## TASK
Give the data again exactly, without its images.

App and web page records:
──────────
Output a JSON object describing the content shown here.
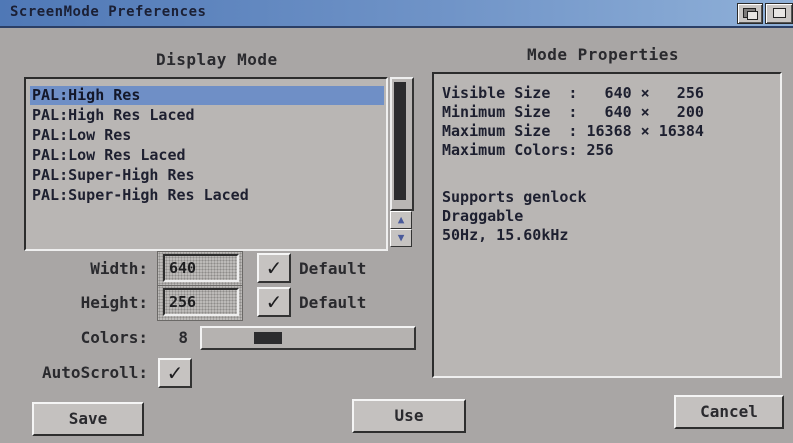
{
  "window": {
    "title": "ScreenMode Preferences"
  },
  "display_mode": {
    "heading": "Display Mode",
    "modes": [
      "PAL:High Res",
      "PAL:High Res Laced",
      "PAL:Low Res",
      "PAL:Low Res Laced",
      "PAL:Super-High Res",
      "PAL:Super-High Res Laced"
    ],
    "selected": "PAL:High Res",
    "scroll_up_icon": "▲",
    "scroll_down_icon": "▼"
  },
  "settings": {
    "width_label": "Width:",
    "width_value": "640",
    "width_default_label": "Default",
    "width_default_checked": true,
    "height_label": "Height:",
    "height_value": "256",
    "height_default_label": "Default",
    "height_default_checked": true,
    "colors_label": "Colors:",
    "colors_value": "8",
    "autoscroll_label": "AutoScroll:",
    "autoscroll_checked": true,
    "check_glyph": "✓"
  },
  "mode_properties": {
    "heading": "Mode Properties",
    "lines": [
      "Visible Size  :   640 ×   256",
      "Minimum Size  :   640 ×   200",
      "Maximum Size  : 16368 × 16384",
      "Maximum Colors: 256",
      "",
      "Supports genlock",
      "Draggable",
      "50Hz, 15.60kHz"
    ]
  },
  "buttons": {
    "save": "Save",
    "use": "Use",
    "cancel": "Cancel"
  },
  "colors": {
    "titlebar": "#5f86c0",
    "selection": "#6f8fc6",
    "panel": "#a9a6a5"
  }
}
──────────
## TASK SOLUTION
Output a JSON object describing the content shown here.
{
  "window": {
    "title": "ScreenMode Preferences"
  },
  "display_mode": {
    "heading": "Display Mode",
    "modes": [
      "PAL:High Res",
      "PAL:High Res Laced",
      "PAL:Low Res",
      "PAL:Low Res Laced",
      "PAL:Super-High Res",
      "PAL:Super-High Res Laced"
    ],
    "selected": "PAL:High Res",
    "scroll_up_icon": "▲",
    "scroll_down_icon": "▼"
  },
  "settings": {
    "width_label": "Width:",
    "width_value": "640",
    "width_default_label": "Default",
    "width_default_checked": true,
    "height_label": "Height:",
    "height_value": "256",
    "height_default_label": "Default",
    "height_default_checked": true,
    "colors_label": "Colors:",
    "colors_value": "8",
    "autoscroll_label": "AutoScroll:",
    "autoscroll_checked": true,
    "check_glyph": "✓"
  },
  "mode_properties": {
    "heading": "Mode Properties",
    "lines": [
      "Visible Size  :   640 ×   256",
      "Minimum Size  :   640 ×   200",
      "Maximum Size  : 16368 × 16384",
      "Maximum Colors: 256",
      "",
      "Supports genlock",
      "Draggable",
      "50Hz, 15.60kHz"
    ]
  },
  "buttons": {
    "save": "Save",
    "use": "Use",
    "cancel": "Cancel"
  },
  "colors": {
    "titlebar": "#5f86c0",
    "selection": "#6f8fc6",
    "panel": "#a9a6a5"
  }
}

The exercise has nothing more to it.